■ Records for the task ■
┌──

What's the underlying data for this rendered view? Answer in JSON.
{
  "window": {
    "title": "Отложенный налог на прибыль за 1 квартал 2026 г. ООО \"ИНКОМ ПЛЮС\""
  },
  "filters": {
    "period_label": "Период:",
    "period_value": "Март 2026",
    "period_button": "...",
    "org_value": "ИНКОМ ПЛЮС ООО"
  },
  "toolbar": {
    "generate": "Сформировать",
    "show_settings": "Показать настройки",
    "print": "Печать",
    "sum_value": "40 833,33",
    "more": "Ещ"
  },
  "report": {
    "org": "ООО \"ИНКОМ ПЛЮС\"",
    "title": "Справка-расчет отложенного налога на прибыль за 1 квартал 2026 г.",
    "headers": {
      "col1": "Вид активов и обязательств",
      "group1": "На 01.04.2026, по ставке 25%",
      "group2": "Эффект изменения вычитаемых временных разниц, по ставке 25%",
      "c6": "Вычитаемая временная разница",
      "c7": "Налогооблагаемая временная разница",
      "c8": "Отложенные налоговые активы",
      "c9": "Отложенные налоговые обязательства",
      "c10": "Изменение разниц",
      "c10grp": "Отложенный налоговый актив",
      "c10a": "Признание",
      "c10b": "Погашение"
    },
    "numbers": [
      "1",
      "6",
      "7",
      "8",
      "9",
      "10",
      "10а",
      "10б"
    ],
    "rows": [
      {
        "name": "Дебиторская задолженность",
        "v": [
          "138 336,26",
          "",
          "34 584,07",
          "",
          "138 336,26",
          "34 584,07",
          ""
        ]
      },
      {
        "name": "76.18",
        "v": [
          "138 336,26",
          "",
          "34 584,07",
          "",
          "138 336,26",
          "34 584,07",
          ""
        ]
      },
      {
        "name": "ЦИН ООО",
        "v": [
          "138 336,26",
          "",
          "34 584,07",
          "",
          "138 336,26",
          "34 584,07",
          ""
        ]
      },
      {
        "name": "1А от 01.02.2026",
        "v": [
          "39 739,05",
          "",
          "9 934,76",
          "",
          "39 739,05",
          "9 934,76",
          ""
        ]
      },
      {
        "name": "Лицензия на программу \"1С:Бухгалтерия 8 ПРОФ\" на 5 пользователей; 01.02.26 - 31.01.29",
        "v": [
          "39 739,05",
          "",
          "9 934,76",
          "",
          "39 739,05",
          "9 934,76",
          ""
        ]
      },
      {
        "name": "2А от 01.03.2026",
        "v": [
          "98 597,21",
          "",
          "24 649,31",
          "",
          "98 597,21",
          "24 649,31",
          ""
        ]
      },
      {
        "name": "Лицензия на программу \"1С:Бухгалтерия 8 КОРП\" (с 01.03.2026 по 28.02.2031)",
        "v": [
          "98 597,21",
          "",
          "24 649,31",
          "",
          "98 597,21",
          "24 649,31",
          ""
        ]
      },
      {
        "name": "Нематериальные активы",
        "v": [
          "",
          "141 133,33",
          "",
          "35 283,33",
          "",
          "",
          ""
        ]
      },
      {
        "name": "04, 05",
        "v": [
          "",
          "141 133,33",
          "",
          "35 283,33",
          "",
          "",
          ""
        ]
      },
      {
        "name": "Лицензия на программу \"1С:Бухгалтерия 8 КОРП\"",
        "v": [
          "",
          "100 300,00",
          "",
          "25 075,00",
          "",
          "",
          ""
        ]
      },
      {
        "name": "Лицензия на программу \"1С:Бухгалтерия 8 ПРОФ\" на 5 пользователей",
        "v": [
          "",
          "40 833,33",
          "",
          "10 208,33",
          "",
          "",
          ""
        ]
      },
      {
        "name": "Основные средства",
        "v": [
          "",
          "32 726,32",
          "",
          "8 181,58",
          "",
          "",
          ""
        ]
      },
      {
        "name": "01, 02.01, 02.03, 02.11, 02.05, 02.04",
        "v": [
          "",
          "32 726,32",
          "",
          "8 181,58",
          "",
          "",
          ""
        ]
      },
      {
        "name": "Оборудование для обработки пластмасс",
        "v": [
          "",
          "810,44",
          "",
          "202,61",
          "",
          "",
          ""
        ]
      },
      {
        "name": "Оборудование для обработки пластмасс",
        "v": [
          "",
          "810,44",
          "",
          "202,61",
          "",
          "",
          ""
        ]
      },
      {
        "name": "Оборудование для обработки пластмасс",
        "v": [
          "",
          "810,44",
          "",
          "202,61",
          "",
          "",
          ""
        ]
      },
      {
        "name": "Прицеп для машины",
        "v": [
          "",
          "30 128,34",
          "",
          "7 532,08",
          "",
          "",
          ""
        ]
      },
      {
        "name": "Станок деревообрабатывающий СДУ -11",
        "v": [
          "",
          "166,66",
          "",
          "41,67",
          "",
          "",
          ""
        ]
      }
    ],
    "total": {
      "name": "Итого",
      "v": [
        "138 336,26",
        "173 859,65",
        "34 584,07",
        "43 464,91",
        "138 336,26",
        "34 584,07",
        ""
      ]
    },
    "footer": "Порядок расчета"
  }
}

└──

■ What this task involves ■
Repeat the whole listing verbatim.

■ Problem solution ■
What's the underlying data for this rendered view? Answer in JSON.
{
  "window": {
    "title": "Отложенный налог на прибыль за 1 квартал 2026 г. ООО \"ИНКОМ ПЛЮС\""
  },
  "filters": {
    "period_label": "Период:",
    "period_value": "Март 2026",
    "period_button": "...",
    "org_value": "ИНКОМ ПЛЮС ООО"
  },
  "toolbar": {
    "generate": "Сформировать",
    "show_settings": "Показать настройки",
    "print": "Печать",
    "sum_value": "40 833,33",
    "more": "Ещ"
  },
  "report": {
    "org": "ООО \"ИНКОМ ПЛЮС\"",
    "title": "Справка-расчет отложенного налога на прибыль за 1 квартал 2026 г.",
    "headers": {
      "col1": "Вид активов и обязательств",
      "group1": "На 01.04.2026, по ставке 25%",
      "group2": "Эффект изменения вычитаемых временных разниц, по ставке 25%",
      "c6": "Вычитаемая временная разница",
      "c7": "Налогооблагаемая временная разница",
      "c8": "Отложенные налоговые активы",
      "c9": "Отложенные налоговые обязательства",
      "c10": "Изменение разниц",
      "c10grp": "Отложенный налоговый актив",
      "c10a": "Признание",
      "c10b": "Погашение"
    },
    "numbers": [
      "1",
      "6",
      "7",
      "8",
      "9",
      "10",
      "10а",
      "10б"
    ],
    "rows": [
      {
        "name": "Дебиторская задолженность",
        "v": [
          "138 336,26",
          "",
          "34 584,07",
          "",
          "138 336,26",
          "34 584,07",
          ""
        ]
      },
      {
        "name": "76.18",
        "v": [
          "138 336,26",
          "",
          "34 584,07",
          "",
          "138 336,26",
          "34 584,07",
          ""
        ]
      },
      {
        "name": "ЦИН ООО",
        "v": [
          "138 336,26",
          "",
          "34 584,07",
          "",
          "138 336,26",
          "34 584,07",
          ""
        ]
      },
      {
        "name": "1А от 01.02.2026",
        "v": [
          "39 739,05",
          "",
          "9 934,76",
          "",
          "39 739,05",
          "9 934,76",
          ""
        ]
      },
      {
        "name": "Лицензия на программу \"1С:Бухгалтерия 8 ПРОФ\" на 5 пользователей; 01.02.26 - 31.01.29",
        "v": [
          "39 739,05",
          "",
          "9 934,76",
          "",
          "39 739,05",
          "9 934,76",
          ""
        ]
      },
      {
        "name": "2А от 01.03.2026",
        "v": [
          "98 597,21",
          "",
          "24 649,31",
          "",
          "98 597,21",
          "24 649,31",
          ""
        ]
      },
      {
        "name": "Лицензия на программу \"1С:Бухгалтерия 8 КОРП\" (с 01.03.2026 по 28.02.2031)",
        "v": [
          "98 597,21",
          "",
          "24 649,31",
          "",
          "98 597,21",
          "24 649,31",
          ""
        ]
      },
      {
        "name": "Нематериальные активы",
        "v": [
          "",
          "141 133,33",
          "",
          "35 283,33",
          "",
          "",
          ""
        ]
      },
      {
        "name": "04, 05",
        "v": [
          "",
          "141 133,33",
          "",
          "35 283,33",
          "",
          "",
          ""
        ]
      },
      {
        "name": "Лицензия на программу \"1С:Бухгалтерия 8 КОРП\"",
        "v": [
          "",
          "100 300,00",
          "",
          "25 075,00",
          "",
          "",
          ""
        ]
      },
      {
        "name": "Лицензия на программу \"1С:Бухгалтерия 8 ПРОФ\" на 5 пользователей",
        "v": [
          "",
          "40 833,33",
          "",
          "10 208,33",
          "",
          "",
          ""
        ]
      },
      {
        "name": "Основные средства",
        "v": [
          "",
          "32 726,32",
          "",
          "8 181,58",
          "",
          "",
          ""
        ]
      },
      {
        "name": "01, 02.01, 02.03, 02.11, 02.05, 02.04",
        "v": [
          "",
          "32 726,32",
          "",
          "8 181,58",
          "",
          "",
          ""
        ]
      },
      {
        "name": "Оборудование для обработки пластмасс",
        "v": [
          "",
          "810,44",
          "",
          "202,61",
          "",
          "",
          ""
        ]
      },
      {
        "name": "Оборудование для обработки пластмасс",
        "v": [
          "",
          "810,44",
          "",
          "202,61",
          "",
          "",
          ""
        ]
      },
      {
        "name": "Оборудование для обработки пластмасс",
        "v": [
          "",
          "810,44",
          "",
          "202,61",
          "",
          "",
          ""
        ]
      },
      {
        "name": "Прицеп для машины",
        "v": [
          "",
          "30 128,34",
          "",
          "7 532,08",
          "",
          "",
          ""
        ]
      },
      {
        "name": "Станок деревообрабатывающий СДУ -11",
        "v": [
          "",
          "166,66",
          "",
          "41,67",
          "",
          "",
          ""
        ]
      }
    ],
    "total": {
      "name": "Итого",
      "v": [
        "138 336,26",
        "173 859,65",
        "34 584,07",
        "43 464,91",
        "138 336,26",
        "34 584,07",
        ""
      ]
    },
    "footer": "Порядок расчета"
  }
}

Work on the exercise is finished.